While some argued that it is the fault of food industries, and for some, fault of consumers, it can easily be resolved with two words: self-responsibility. Therefore, consumers are definitely the ones responsible for the current epidemic in this country. The first reason why consumers are responsible for America’s obesity epidemic is because consumers are the ones that choose what to eat and feed their children. There are many alternatives to fast food but most people rather not take their time to prepare for a healthier meal. In “The Battle against Fast Food Begins in Home”, author Daniel Weibtraub tries to convince parents to take a stand and fend off obesity in their homes.
I believe that David Zinczenko in his article submitted to the New York Times “Don’t Blame The Eater” makes a good case for how society should be concerned about a generation facing a lifetime of childhood obesity, Type 2 diabetes, heart diseases and other related health complications. However I find that I feel personal responsibility should be the governing factor in this matter. Mr. Zinczenko asks in his article “ Shouldn’t we know better than to eat two or more meals a day in a fast food restaurant? ” Yes we should because although specific warning labels aren’t found on fast food packaging we’ve known for years that fast food consumption on a daily basis is hazardous to your health. There’s information readily available about childhood obesity as stated in Zinczenko’s article where he notes that “Before 1994, diabetes in children was generally caused by genetic disorder-only about 5 percent of childhood cases were obesity-related, or Type 2 diabetes.
Obesity has become a serious problem in America, including children. But who is to blame? Is it the kids, fast food, or the advertisements you see on television? Daniel Weintraub, author of “The Battle Against Fast Food Begins in the Home”, states his opinion that it is the parents’ fault. I completely agree with Weintraub and believe that they should take more responsibility.
Pollan wants to know how we lost our way.

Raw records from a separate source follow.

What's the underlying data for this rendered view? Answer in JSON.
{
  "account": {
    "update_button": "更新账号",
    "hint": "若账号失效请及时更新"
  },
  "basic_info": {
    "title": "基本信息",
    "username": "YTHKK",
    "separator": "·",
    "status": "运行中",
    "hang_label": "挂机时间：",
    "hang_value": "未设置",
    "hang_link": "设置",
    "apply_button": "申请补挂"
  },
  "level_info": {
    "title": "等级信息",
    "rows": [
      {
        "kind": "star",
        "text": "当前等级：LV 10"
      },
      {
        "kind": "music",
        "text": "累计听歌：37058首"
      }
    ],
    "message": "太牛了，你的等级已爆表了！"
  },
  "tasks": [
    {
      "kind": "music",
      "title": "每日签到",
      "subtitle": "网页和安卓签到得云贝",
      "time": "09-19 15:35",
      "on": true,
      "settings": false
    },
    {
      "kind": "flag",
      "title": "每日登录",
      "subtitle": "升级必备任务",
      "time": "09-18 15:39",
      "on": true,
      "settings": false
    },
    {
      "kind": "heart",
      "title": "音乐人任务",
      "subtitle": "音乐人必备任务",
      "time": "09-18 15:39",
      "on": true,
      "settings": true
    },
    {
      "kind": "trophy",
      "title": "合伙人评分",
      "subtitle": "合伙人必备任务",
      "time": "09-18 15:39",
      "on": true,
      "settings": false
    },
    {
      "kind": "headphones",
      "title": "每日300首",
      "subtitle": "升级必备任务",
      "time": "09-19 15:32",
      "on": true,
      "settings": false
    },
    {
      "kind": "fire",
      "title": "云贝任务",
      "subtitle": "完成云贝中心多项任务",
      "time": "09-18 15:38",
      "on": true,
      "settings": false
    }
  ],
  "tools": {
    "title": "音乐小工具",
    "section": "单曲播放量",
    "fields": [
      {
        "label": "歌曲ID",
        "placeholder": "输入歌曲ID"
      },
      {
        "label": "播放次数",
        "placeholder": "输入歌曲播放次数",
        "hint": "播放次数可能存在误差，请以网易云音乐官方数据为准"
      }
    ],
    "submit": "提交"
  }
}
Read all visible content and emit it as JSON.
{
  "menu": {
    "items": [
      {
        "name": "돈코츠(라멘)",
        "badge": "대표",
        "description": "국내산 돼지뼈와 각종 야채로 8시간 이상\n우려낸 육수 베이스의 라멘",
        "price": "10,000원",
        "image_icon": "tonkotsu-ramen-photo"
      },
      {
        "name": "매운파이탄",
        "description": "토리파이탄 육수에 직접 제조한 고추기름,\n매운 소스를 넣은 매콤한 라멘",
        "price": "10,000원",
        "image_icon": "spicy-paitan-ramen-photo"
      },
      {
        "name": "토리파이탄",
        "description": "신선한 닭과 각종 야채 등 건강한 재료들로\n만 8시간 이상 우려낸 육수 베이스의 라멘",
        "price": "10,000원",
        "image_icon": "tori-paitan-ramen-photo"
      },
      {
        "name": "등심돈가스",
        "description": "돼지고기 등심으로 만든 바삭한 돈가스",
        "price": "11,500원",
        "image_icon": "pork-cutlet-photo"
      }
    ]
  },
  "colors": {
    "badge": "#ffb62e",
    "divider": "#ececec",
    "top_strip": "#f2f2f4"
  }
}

For him, America reached a new level of absurdity in 2002, when the Atkins diet saw a resurgence and, almost overnight, carbohydrates became dietary villains (replacing fat as our nutritional enemy number one). Pollan hypothesizes that any culture that could change its eating habits on a dime must have some sort of eating disorder because such a thing “never would have happened in a culture in possession of deeply rooted traditions surrounding food and eating.” (2) After all, why do Americans — unlike people in most other countries in the world — rely on the government to come up with dietary goals to tell them what to eat? Why do we choose our meals on the “food pyramid” — which itself changes every few years and is often dependent more on politics than on science? Why do we pay more attention to the percentages of vitamins in our breakfast than we do to its taste, or substitute “nutrition bars” for meals?